_What you are asked to do_
Restate all the data exactly, so that each line is the same as before.
┄┄┄┄┄┄┄┄┄┄┄┄┄┄┄┄┄┄┄┄
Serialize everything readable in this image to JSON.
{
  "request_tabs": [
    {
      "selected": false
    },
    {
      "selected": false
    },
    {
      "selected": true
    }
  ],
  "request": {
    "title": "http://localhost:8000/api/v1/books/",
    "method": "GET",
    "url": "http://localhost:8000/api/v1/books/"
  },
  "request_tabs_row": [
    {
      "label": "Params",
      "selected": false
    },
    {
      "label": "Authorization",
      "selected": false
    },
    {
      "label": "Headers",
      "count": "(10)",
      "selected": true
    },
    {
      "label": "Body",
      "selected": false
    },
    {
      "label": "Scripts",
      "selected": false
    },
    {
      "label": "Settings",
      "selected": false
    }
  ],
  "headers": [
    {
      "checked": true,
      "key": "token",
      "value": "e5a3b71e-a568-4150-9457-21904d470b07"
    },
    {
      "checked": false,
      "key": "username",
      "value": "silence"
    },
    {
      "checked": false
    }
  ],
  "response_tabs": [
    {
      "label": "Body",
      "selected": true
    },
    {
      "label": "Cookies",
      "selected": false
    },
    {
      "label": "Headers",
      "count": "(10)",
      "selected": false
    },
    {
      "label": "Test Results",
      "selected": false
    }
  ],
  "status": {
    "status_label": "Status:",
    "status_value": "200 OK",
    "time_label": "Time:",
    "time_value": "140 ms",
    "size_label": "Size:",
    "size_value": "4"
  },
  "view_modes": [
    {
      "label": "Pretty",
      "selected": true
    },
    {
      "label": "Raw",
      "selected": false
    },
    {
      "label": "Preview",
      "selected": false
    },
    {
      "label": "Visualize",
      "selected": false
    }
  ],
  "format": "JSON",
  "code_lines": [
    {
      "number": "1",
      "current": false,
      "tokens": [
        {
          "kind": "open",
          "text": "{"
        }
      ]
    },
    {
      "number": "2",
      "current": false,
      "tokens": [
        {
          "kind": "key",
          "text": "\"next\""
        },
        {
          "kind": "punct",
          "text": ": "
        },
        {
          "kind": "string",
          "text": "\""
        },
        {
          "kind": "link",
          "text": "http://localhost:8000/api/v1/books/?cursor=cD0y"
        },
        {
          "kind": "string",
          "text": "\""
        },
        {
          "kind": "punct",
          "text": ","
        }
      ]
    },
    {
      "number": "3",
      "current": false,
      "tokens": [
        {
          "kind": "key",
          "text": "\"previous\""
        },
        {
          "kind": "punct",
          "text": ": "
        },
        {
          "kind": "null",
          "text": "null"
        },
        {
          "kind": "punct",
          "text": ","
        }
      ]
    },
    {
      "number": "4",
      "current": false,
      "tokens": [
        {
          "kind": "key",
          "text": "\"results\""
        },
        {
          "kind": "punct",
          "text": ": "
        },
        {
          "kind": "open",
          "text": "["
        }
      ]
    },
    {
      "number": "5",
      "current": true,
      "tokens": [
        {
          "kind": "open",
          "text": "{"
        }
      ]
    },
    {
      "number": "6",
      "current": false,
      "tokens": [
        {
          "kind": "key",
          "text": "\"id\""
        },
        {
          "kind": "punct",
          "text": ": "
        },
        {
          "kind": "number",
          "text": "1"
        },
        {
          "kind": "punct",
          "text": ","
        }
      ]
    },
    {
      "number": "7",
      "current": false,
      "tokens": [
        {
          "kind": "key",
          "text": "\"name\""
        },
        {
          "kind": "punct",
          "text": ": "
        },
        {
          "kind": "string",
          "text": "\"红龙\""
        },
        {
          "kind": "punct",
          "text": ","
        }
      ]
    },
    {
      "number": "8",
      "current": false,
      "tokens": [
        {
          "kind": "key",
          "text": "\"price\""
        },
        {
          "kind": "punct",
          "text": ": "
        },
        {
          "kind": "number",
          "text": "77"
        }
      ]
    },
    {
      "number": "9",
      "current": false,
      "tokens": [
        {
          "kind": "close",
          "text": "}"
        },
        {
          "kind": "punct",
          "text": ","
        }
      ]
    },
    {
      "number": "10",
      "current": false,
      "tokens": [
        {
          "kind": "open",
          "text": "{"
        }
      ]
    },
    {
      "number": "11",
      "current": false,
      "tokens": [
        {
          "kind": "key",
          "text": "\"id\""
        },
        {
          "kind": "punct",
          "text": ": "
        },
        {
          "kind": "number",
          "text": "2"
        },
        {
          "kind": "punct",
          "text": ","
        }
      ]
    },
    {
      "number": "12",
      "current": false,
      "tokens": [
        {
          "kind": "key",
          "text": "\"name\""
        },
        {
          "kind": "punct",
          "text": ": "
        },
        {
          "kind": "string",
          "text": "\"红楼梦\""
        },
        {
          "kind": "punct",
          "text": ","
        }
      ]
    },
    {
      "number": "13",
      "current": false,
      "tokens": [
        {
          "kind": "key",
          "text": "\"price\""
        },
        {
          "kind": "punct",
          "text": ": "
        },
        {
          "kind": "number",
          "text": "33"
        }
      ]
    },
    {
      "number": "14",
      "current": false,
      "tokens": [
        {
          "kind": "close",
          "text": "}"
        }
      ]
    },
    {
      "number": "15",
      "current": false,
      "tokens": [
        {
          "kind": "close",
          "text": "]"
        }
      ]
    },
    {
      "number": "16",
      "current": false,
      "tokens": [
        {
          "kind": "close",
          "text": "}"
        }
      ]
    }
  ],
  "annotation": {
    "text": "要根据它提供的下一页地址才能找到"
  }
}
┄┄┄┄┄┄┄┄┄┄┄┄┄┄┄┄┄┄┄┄
_Output for this task_
Serialize everything readable in this image to JSON.
{
  "request_tabs": [
    {
      "selected": false
    },
    {
      "selected": false
    },
    {
      "selected": true
    }
  ],
  "request": {
    "title": "http://localhost:8000/api/v1/books/",
    "method": "GET",
    "url": "http://localhost:8000/api/v1/books/"
  },
  "request_tabs_row": [
    {
      "label": "Params",
      "selected": false
    },
    {
      "label": "Authorization",
      "selected": false
    },
    {
      "label": "Headers",
      "count": "(10)",
      "selected": true
    },
    {
      "label": "Body",
      "selected": false
    },
    {
      "label": "Scripts",
      "selected": false
    },
    {
      "label": "Settings",
      "selected": false
    }
  ],
  "headers": [
    {
      "checked": true,
      "key": "token",
      "value": "e5a3b71e-a568-4150-9457-21904d470b07"
    },
    {
      "checked": false,
      "key": "username",
      "value": "silence"
    },
    {
      "checked": false
    }
  ],
  "response_tabs": [
    {
      "label": "Body",
      "selected": true
    },
    {
      "label": "Cookies",
      "selected": false
    },
    {
      "label": "Headers",
      "count": "(10)",
      "selected": false
    },
    {
      "label": "Test Results",
      "selected": false
    }
  ],
  "status": {
    "status_label": "Status:",
    "status_value": "200 OK",
    "time_label": "Time:",
    "time_value": "140 ms",
    "size_label": "Size:",
    "size_value": "4"
  },
  "view_modes": [
    {
      "label": "Pretty",
      "selected": true
    },
    {
      "label": "Raw",
      "selected": false
    },
    {
      "label": "Preview",
      "selected": false
    },
    {
      "label": "Visualize",
      "selected": false
    }
  ],
  "format": "JSON",
  "code_lines": [
    {
      "number": "1",
      "current": false,
      "tokens": [
        {
          "kind": "open",
          "text": "{"
        }
      ]
    },
    {
      "number": "2",
      "current": false,
      "tokens": [
        {
          "kind": "key",
          "text": "\"next\""
        },
        {
          "kind": "punct",
          "text": ": "
        },
        {
          "kind": "string",
          "text": "\""
        },
        {
          "kind": "link",
          "text": "http://localhost:8000/api/v1/books/?cursor=cD0y"
        },
        {
          "kind": "string",
          "text": "\""
        },
        {
          "kind": "punct",
          "text": ","
        }
      ]
    },
    {
      "number": "3",
      "current": false,
      "tokens": [
        {
          "kind": "key",
          "text": "\"previous\""
        },
        {
          "kind": "punct",
          "text": ": "
        },
        {
          "kind": "null",
          "text": "null"
        },
        {
          "kind": "punct",
          "text": ","
        }
      ]
    },
    {
      "number": "4",
      "current": false,
      "tokens": [
        {
          "kind": "key",
          "text": "\"results\""
        },
        {
          "kind": "punct",
          "text": ": "
        },
        {
          "kind": "open",
          "text": "["
        }
      ]
    },
    {
      "number": "5",
      "current": true,
      "tokens": [
        {
          "kind": "open",
          "text": "{"
        }
      ]
    },
    {
      "number": "6",
      "current": false,
      "tokens": [
        {
          "kind": "key",
          "text": "\"id\""
        },
        {
          "kind": "punct",
          "text": ": "
        },
        {
          "kind": "number",
          "text": "1"
        },
        {
          "kind": "punct",
          "text": ","
        }
      ]
    },
    {
      "number": "7",
      "current": false,
      "tokens": [
        {
          "kind": "key",
          "text": "\"name\""
        },
        {
          "kind": "punct",
          "text": ": "
        },
        {
          "kind": "string",
          "text": "\"红龙\""
        },
        {
          "kind": "punct",
          "text": ","
        }
      ]
    },
    {
      "number": "8",
      "current": false,
      "tokens": [
        {
          "kind": "key",
          "text": "\"price\""
        },
        {
          "kind": "punct",
          "text": ": "
        },
        {
          "kind": "number",
          "text": "77"
        }
      ]
    },
    {
      "number": "9",
      "current": false,
      "tokens": [
        {
          "kind": "close",
          "text": "}"
        },
        {
          "kind": "punct",
          "text": ","
        }
      ]
    },
    {
      "number": "10",
      "current": false,
      "tokens": [
        {
          "kind": "open",
          "text": "{"
        }
      ]
    },
    {
      "number": "11",
      "current": false,
      "tokens": [
        {
          "kind": "key",
          "text": "\"id\""
        },
        {
          "kind": "punct",
          "text": ": "
        },
        {
          "kind": "number",
          "text": "2"
        },
        {
          "kind": "punct",
          "text": ","
        }
      ]
    },
    {
      "number": "12",
      "current": false,
      "tokens": [
        {
          "kind": "key",
          "text": "\"name\""
        },
        {
          "kind": "punct",
          "text": ": "
        },
        {
          "kind": "string",
          "text": "\"红楼梦\""
        },
        {
          "kind": "punct",
          "text": ","
        }
      ]
    },
    {
      "number": "13",
      "current": false,
      "tokens": [
        {
          "kind": "key",
          "text": "\"price\""
        },
        {
          "kind": "punct",
          "text": ": "
        },
        {
          "kind": "number",
          "text": "33"
        }
      ]
    },
    {
      "number": "14",
      "current": false,
      "tokens": [
        {
          "kind": "close",
          "text": "}"
        }
      ]
    },
    {
      "number": "15",
      "current": false,
      "tokens": [
        {
          "kind": "close",
          "text": "]"
        }
      ]
    },
    {
      "number": "16",
      "current": false,
      "tokens": [
        {
          "kind": "close",
          "text": "}"
        }
      ]
    }
  ],
  "annotation": {
    "text": "要根据它提供的下一页地址才能找到"
  }
}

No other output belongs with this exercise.